Exercise requirements:
The required output is a number: how many lines of the data below include the string "JSON".

------ Supplied data ------

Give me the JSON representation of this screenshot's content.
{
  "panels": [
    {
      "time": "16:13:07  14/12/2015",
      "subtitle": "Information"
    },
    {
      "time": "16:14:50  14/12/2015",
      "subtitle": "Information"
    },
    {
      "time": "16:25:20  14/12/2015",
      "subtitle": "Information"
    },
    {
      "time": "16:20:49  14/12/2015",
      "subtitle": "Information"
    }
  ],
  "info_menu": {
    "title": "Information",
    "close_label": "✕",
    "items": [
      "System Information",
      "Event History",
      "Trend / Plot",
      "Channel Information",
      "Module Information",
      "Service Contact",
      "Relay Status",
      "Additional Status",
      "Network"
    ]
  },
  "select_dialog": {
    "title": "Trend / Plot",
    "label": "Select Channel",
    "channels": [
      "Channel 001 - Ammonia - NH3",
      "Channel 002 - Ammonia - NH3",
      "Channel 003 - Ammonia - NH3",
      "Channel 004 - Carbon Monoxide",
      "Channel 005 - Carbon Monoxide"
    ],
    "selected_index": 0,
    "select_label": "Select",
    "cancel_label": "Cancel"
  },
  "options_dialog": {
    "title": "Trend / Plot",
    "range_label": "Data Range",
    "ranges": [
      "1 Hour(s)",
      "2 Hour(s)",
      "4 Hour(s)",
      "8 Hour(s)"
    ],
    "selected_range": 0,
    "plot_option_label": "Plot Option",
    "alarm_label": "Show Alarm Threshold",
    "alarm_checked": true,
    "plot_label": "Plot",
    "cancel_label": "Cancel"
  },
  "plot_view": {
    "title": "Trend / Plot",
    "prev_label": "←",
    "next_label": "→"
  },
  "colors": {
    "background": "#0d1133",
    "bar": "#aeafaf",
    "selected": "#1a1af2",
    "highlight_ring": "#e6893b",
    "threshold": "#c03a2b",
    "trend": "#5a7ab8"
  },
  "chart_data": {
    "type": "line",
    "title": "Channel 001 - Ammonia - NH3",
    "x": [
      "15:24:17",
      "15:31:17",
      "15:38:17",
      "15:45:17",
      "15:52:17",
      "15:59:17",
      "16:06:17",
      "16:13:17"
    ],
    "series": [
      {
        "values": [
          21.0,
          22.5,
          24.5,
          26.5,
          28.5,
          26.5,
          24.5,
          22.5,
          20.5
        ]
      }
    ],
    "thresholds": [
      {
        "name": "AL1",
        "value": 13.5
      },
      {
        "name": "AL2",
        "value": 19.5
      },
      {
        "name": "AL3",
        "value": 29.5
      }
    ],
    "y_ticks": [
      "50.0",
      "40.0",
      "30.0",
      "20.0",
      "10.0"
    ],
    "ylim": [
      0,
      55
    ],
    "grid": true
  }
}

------
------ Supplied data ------

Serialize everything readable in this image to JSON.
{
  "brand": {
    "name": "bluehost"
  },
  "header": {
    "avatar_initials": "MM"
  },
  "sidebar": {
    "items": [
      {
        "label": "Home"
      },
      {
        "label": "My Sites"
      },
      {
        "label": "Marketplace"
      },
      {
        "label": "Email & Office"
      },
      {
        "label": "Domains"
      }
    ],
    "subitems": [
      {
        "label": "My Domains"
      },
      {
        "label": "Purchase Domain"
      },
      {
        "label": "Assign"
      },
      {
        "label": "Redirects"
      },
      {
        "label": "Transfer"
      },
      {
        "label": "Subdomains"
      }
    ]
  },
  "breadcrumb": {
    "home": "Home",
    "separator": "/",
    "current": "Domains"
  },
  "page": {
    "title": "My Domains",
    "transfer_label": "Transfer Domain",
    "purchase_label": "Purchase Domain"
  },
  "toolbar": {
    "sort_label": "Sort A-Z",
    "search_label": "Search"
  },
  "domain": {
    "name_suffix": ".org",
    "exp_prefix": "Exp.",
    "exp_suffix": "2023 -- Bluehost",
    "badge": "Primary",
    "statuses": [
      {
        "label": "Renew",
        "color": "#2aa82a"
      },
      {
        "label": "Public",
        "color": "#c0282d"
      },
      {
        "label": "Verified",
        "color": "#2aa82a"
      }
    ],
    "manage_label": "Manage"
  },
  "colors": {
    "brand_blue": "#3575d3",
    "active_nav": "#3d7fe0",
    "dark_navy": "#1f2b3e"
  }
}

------
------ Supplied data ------

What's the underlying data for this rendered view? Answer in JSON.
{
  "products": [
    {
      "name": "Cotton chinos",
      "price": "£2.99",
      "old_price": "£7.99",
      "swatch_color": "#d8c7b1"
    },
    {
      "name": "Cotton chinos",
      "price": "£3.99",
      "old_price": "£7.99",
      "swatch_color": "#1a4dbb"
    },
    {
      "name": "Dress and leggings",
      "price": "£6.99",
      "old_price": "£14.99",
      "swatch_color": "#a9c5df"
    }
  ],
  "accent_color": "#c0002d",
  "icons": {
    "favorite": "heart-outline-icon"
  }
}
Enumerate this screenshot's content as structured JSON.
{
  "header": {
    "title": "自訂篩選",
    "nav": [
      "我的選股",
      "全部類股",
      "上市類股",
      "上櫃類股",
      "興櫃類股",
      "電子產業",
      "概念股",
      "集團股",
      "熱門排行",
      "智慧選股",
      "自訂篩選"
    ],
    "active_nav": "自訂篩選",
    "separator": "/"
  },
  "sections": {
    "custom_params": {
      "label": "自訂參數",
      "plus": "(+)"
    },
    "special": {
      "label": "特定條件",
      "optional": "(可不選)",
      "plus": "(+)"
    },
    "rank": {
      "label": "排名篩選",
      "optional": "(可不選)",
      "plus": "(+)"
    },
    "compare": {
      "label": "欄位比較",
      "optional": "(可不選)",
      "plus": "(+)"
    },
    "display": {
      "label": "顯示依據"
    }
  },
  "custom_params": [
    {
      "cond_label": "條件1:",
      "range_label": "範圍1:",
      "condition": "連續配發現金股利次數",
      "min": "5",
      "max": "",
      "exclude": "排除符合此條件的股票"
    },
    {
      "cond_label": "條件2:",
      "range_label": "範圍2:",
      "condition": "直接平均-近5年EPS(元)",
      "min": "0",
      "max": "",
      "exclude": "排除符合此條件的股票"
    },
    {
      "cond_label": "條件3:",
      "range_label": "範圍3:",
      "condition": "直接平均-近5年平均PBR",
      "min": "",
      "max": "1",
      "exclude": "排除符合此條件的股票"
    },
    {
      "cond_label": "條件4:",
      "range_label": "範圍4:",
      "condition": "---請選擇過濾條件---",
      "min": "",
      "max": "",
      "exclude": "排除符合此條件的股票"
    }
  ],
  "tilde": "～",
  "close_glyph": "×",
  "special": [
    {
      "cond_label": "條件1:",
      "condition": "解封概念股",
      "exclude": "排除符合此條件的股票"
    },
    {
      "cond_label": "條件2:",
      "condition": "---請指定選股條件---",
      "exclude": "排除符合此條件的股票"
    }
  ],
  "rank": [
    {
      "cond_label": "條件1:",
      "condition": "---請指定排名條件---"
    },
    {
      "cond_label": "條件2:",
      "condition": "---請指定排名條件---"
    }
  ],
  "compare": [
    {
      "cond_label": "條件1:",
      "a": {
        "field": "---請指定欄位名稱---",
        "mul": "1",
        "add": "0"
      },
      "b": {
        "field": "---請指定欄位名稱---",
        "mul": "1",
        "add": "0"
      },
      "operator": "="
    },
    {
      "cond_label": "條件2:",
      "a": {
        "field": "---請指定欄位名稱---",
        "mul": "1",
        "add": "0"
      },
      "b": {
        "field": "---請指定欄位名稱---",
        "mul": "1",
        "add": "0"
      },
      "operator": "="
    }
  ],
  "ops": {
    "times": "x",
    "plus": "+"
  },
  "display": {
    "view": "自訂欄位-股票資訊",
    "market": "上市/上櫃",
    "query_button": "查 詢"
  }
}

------

Response area:
4